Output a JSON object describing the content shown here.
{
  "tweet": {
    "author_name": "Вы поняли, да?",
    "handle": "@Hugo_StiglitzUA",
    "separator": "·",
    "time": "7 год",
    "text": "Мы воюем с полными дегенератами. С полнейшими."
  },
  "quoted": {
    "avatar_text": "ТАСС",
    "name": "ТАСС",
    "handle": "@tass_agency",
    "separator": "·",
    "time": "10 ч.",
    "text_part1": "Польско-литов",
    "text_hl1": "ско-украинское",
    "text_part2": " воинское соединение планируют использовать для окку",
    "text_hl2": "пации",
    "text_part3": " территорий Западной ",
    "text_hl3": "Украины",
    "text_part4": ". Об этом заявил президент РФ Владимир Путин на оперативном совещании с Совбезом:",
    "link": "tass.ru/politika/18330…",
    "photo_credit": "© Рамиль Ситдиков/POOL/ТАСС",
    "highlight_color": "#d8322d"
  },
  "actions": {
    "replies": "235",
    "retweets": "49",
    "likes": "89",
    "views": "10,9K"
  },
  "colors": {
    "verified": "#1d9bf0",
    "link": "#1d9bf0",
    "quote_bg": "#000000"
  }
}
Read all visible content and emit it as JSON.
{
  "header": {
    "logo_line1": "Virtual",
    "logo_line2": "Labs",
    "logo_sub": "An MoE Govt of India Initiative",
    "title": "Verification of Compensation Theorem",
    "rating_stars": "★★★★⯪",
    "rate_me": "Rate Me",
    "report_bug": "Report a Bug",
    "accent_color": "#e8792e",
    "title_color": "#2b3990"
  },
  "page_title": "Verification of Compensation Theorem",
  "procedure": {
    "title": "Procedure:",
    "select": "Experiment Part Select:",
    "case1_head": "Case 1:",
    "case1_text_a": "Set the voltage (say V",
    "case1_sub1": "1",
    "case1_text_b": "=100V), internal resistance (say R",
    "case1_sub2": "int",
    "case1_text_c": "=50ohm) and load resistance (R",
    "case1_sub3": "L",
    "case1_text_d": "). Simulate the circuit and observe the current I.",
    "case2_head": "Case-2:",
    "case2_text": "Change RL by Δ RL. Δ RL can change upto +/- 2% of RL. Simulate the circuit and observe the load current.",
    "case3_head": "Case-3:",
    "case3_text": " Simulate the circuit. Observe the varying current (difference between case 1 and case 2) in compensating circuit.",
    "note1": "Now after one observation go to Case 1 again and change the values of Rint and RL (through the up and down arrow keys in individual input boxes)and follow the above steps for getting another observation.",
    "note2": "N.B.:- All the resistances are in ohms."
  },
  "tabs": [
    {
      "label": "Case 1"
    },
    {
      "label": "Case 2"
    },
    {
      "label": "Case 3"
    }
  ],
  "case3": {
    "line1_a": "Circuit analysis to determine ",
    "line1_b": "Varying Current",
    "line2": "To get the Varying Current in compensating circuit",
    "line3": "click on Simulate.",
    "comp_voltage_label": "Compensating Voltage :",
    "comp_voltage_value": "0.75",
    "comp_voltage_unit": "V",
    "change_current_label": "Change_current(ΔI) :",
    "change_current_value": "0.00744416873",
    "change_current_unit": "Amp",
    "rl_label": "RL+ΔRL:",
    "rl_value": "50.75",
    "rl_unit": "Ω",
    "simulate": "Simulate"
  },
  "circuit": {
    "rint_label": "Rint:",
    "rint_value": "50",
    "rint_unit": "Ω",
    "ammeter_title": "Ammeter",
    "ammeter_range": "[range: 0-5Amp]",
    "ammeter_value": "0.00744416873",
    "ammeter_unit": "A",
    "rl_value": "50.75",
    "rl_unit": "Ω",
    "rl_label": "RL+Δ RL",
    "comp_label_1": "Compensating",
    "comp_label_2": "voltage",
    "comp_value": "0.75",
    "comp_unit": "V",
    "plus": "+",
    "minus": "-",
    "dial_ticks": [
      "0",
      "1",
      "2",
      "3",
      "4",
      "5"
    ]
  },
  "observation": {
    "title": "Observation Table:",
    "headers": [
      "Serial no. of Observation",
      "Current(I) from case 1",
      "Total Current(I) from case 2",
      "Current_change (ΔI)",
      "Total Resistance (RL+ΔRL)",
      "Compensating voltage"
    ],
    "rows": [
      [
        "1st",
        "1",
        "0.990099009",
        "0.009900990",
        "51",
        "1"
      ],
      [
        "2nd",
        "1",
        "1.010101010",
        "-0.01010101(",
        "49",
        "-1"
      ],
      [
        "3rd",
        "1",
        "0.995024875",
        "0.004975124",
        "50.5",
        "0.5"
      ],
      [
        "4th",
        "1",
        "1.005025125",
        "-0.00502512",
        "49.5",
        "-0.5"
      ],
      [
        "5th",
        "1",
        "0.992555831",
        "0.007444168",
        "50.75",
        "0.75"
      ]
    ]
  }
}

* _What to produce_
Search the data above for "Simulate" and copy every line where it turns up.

* _Completed task_
    "case1_text_d": "). Simulate the circuit and observe the current I.",
    "case2_text": "Change RL by Δ RL. Δ RL can change upto +/- 2% of RL. Simulate the circuit and observe the load current.",
    "case3_text": " Simulate the circuit. Observe the varying current (difference between case 1 and case 2) in compensating circuit.",
    "line3": "click on Simulate.",
    "simulate": "Simulate"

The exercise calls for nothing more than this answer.